Intersection syndrome is painful condition that effects the tendons of the wrist and forearm. Those who suffer from this condition are often those whose daily activity involves repeated movements that involve wrist action. The muscle of the hand and wrist originate further up the arm and their tendons come together to pass through small spaces created for this purpose. The issues arise when the tendon/muscle become overused and inflamed, this restricts the space for the tendons to pass through and can cause irritation.
Symptoms of intersection syndrome are dependent on severity in most cases your symptoms will be:
- Crepitus (squeaking and creaking) as the tendon causes friction during movement
- Pain that is made worse by repetitive activities
- Swelling over the intersection area (3-4cm along the forearm from the wrist)
- Pain that may spread down to the thumb or along the forearm
The main challenge with this injury is differentiating between intersection syndrome and De Quervains. They are both similar as they are injuries to the tendons and the sheath that around them although the difference comes in the positioning of pain, this is because of the specific tendon/muscle that is being overused.
Each tendon is surrounded by a lubricant called tenosynovium, this fluid like substance is responsible for assisting with the smooth gliding motion needed when doing activities. When this injury occurs the tensoynovial lining may become inflamed from constant friction against other tendons and muscles. As this process continues the tendon becomes even more swollen causing more irritation and begins to thicken. This process is what causes the space for the tendon to decrease in size causing pain when you move your wrist.
Typically, the injury will be treated with conservative management. Initially the most important step is to modify your day to day routines with activities that will not aggravate your symptoms. This will allow the initial healing phases to take place in the affected area. Avoide any gripping twisting or turning movements of the wrist/hand.

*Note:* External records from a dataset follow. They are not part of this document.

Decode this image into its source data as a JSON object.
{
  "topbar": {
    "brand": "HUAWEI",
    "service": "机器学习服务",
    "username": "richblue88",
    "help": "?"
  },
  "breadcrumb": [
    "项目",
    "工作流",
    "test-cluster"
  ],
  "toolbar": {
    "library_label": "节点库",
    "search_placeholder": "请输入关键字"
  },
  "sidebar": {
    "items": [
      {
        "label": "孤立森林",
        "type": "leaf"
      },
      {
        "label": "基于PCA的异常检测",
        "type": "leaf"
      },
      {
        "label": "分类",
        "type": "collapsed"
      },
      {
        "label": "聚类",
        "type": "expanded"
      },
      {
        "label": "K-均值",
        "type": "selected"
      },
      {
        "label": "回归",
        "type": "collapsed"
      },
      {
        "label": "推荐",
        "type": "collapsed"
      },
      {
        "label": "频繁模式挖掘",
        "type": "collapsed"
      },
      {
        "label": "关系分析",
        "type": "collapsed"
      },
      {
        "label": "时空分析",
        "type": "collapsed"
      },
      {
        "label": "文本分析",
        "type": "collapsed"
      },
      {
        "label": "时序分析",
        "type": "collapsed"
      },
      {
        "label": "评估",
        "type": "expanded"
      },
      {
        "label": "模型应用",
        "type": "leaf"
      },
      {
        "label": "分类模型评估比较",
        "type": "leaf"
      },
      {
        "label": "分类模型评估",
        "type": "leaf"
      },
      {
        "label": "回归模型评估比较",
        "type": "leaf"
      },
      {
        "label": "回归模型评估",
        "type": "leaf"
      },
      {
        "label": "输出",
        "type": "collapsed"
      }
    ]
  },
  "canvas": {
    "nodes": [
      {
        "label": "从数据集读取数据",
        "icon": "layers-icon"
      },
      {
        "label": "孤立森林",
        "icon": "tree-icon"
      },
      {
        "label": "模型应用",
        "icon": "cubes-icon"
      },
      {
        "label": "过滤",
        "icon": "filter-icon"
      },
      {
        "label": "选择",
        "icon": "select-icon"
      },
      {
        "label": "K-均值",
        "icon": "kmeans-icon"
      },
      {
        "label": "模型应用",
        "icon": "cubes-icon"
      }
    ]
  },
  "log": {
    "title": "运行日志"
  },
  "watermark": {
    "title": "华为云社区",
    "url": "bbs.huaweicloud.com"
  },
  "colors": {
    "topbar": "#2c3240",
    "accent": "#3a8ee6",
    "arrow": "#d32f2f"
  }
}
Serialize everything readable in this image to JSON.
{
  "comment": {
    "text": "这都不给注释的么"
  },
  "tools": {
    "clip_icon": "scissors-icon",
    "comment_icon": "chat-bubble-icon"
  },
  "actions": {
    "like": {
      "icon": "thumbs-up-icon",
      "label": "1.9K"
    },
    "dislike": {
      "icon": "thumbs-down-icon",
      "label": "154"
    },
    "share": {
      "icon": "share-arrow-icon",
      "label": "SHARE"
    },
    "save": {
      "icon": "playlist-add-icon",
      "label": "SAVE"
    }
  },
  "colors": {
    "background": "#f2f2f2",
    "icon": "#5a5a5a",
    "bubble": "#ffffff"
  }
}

In addition to this, occasionally you will be supplied with a brace or a taping technique that will aim to keep your wrist and hand in alignment with your forearm, this will reduce stress placed on already damaged structures and protect from further injury. Anti-inflammatory medications can be taken to reduce your pain and swelling in the wrist and allow healing to begin. If these measures are not successful in reducing your pain you may be advised to have cortisone injection that will aim to reduce swelling and pain. Cortisone effects are generally temporary.
If conservative management fails you may require a small operation that will involve a small procedure where the surgeon will remove the thickened tenosynovium, this procedure is called a tendon release. After your operation you will require a period of rehabilitation where you will be prescribed a series of exercises and activities to do in relation to your injury to get the best possible recovery.